I am writing a paper and I have a table outlining the percentage change of results in different conditions. For example:

Condition A: 5%
Condition B: -7%

Essentially, I want to show that Condition A saw an increase with my method and Condition B saw a decrease. However, my adviser recommended against negative percentages, saying a percentage should always be positive. What is a proper way to format this?


I don't necessarily know that I agree with your advisor's perspective, but the way you could do this is having "baseline" be 100%, and the changes between method A and method B being deviations from 100%.

So for example, rather than 5% and -7% you'd have 105% and 93%. This, to me, seems entirely stylistic in many cases, however may be consistent with things in your field. For example, relative risks in epidemiology implicitly use a scale somewhat like this.


I suspect that your advisor doesn't have much experience with financial markets; there you learn very quickly what negative percentages mean. Jokes aside - I think it's technically correct to write negative percentages to describe changes. It should however be clear what the reference is (the value from which the difference is taken: is it the previous value in a time series, or the initial value...?). This ambiguity (and the value used for the normalization) makes the data prone to misunderstandings.

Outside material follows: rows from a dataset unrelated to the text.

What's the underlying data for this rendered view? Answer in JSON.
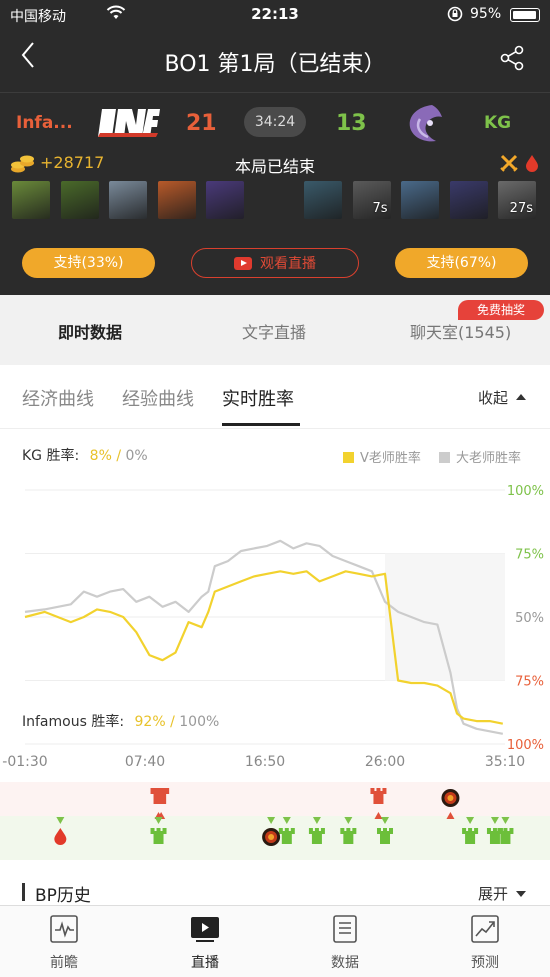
{
  "status_bar": {
    "carrier": "中国移动",
    "time": "22:13",
    "battery": "95%"
  },
  "nav": {
    "title": "BO1   第1局（已结束）",
    "back_icon": "chevron-left-icon",
    "share_icon": "share-icon"
  },
  "match": {
    "team_left": {
      "name": "Infa...",
      "logo_text": "INF",
      "score": "21",
      "color": "#e8603a"
    },
    "team_right": {
      "name": "KG",
      "score": "13",
      "color": "#7ec24a"
    },
    "duration": "34:24",
    "gold_diff": "+28717",
    "status": "本局已结束"
  },
  "heroes": {
    "left": [
      {
        "name": "hero-1",
        "color": "#6a8a3a"
      },
      {
        "name": "hero-2",
        "color": "#4a6a2a"
      },
      {
        "name": "hero-3",
        "color": "#7a8a9a"
      },
      {
        "name": "hero-4",
        "color": "#b85a2a"
      },
      {
        "name": "hero-5",
        "color": "#4a3a7a"
      }
    ],
    "right": [
      {
        "name": "hero-6",
        "color": "#3a5a6a",
        "timer": ""
      },
      {
        "name": "hero-7",
        "color": "#5a5a5a",
        "timer": "7s"
      },
      {
        "name": "hero-8",
        "color": "#4a6a8a",
        "timer": ""
      },
      {
        "name": "hero-9",
        "color": "#3a3a6a",
        "timer": ""
      },
      {
        "name": "hero-10",
        "color": "#6a6a6a",
        "timer": "27s"
      }
    ]
  },
  "buttons": {
    "support_left": "支持(33%)",
    "watch_live": "观看直播",
    "support_right": "支持(67%)"
  },
  "tabs": {
    "items": [
      "即时数据",
      "文字直播",
      "聊天室(1545)"
    ],
    "active": 0,
    "lottery_badge": "免费抽奖"
  },
  "subtabs": {
    "items": [
      "经济曲线",
      "经验曲线",
      "实时胜率"
    ],
    "active": 2,
    "collapse_label": "收起"
  },
  "winrate": {
    "kg_label": "KG 胜率:",
    "kg_v": "8%",
    "kg_da": "0%",
    "inf_label": "Infamous 胜率:",
    "inf_v": "92%",
    "inf_da": "100%",
    "sep": "/",
    "legend_v": "V老师胜率",
    "legend_da": "大老师胜率",
    "legend_v_color": "#f2d22e",
    "legend_da_color": "#cccccc"
  },
  "chart_data": {
    "type": "line",
    "y_right_top_labels": [
      "100%",
      "75%",
      "50%"
    ],
    "y_right_bottom_labels": [
      "75%",
      "100%"
    ],
    "x_ticks": [
      "-01:30",
      "07:40",
      "16:50",
      "26:00",
      "35:10"
    ],
    "x_tick_minutes": [
      -1.5,
      7.667,
      16.833,
      26.0,
      35.167
    ],
    "series": [
      {
        "name": "V老师胜率",
        "color": "#f2d22e",
        "x": [
          -1.5,
          0,
          2,
          3,
          4,
          5,
          6,
          7,
          8,
          9,
          10,
          11,
          12,
          12.5,
          13,
          14,
          15,
          16,
          17,
          18,
          19,
          20,
          21,
          22,
          23,
          24,
          25,
          26,
          27,
          28,
          29,
          30,
          31,
          31.5,
          32,
          33,
          34,
          35
        ],
        "y": [
          50,
          52,
          48,
          50,
          53,
          52,
          50,
          44,
          35,
          33,
          36,
          48,
          46,
          52,
          60,
          62,
          64,
          66,
          67,
          68,
          67,
          68,
          64,
          66,
          68,
          67,
          66,
          67,
          25,
          24,
          24,
          23,
          20,
          12,
          10,
          9,
          9,
          8
        ]
      },
      {
        "name": "大老师胜率",
        "color": "#cccccc",
        "x": [
          -1.5,
          0,
          2,
          3,
          4,
          5,
          6,
          7,
          8,
          9,
          10,
          11,
          12,
          12.5,
          13,
          14,
          15,
          16,
          17,
          18,
          19,
          20,
          21,
          22,
          23,
          24,
          25,
          26,
          27,
          28,
          29,
          30,
          31,
          31.5,
          32,
          33,
          34,
          35
        ],
        "y": [
          52,
          53,
          55,
          60,
          58,
          60,
          61,
          56,
          58,
          54,
          56,
          52,
          58,
          60,
          70,
          72,
          76,
          77,
          78,
          80,
          77,
          79,
          78,
          74,
          72,
          70,
          68,
          56,
          52,
          50,
          48,
          47,
          28,
          14,
          8,
          6,
          5,
          4
        ]
      }
    ],
    "grid": true
  },
  "events": {
    "top_towers": [
      8.7,
      8.9,
      25.5
    ],
    "top_roshan": [
      31.0
    ],
    "bottom_blood": [
      1.2
    ],
    "bottom_towers": [
      8.7,
      18.5,
      20.8,
      23.2,
      26.0,
      32.5,
      34.4,
      35.2
    ],
    "bottom_roshan": [
      17.3
    ]
  },
  "bp": {
    "label": "BP历史",
    "expand_label": "展开"
  },
  "bottom_nav": {
    "items": [
      "前瞻",
      "直播",
      "数据",
      "预测"
    ],
    "active": 1
  }
}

Therefore I tend to share the opinion of your advisor, as I think that it may be more illustrative to have figures with well-defined limits between 100% and 0% to display percentages as a function of time or number of measurements, rather than their changes in percent. Printing the changes is similar to plotting the derivative of a function. If those changes are expressed in percent values, things are even more complicated - that is similar to taking the derivative of the logarithm of the function. While your data may contain all the relevant information, I suspect that the representation that you have chosen is less intuitive to understand than the function itself (in this case: the percentage in absolute terms).

To give you an example: a change of -50% could be a decline from 60% to 30% as it may be a change from 4% to 2%. The implications and the statistical significance of these two cases could be very different, and by plotting the values rather than the relative differences the situation becomes much clearer.

Long story short: I think that your representation is probably scientifically correct, but I believe that there are good reasons to present the data the way your advisor suggests.


A decrease certainly is a negative percentage, I fail to see your advisor's point. Perhaps you should ask for clarification, and what the preferred way to describe such results is in your specific field.

Please consider that what you get here is the random opinions of people with no stake in your work, which probably have at most a tenuous knowledge of your area, and, most important, know nothing about the preferences of your advisor or the conventions in your research group.


Your advisor appears to have a very unusual perspective. To quote conventional wisdom, in the form of the Wikipedia article on percentages:

While percentage values are often between 0 and 100 there is no restriction and one may, for example, refer to 111% or −35%.

I think that the first thing you need to do is find out more about why your advisor objects, so that you can decide whether they can be persuaded or whether you should look for a workaround instead. If you need to do a workaround, you can simply divide by 100 and call it something like "fraction change of results" instead, i.e. +0.05, -0.07


You can definitely convert all delta numbers to be positive (see below). However, as others said, it is somewhat unusual for treatment effects data. Perhaps, your advisor has some specific reasons for that recommendation - it is better to clarify this issue with the advisor.

Should you decide to follow your advisor's recommendation on that, you can perform conversion by choosing a different anchor point (baseline), which should make sense in the context of your study (if it does not, I would try to politely argue with this recommendation). However, in any case, you would still need to provide the rationale for that decision in your paper.

If your advisor's rationale for positive only percentage values is purely aesthetic, then there is an easy solution to this "problem", especially since you're asking about table format. Just add an "Effect" (or similarly named) column to the table. For original negative delta values, simply indicate that by placing word "Decrease" (or "Negative") into the corresponding cell, while placing the absolute value of the delta into the corresponding column. The effect in the results can also be indicated in writeup, such as "... increased by five percent" and "... decreased by seven percent".

Your Answer

By clicking “Post Your Answer”, you agree to our terms of service, privacy policy and cookie policy

Not the answer you're looking for? Browse other questions tagged or ask your own question.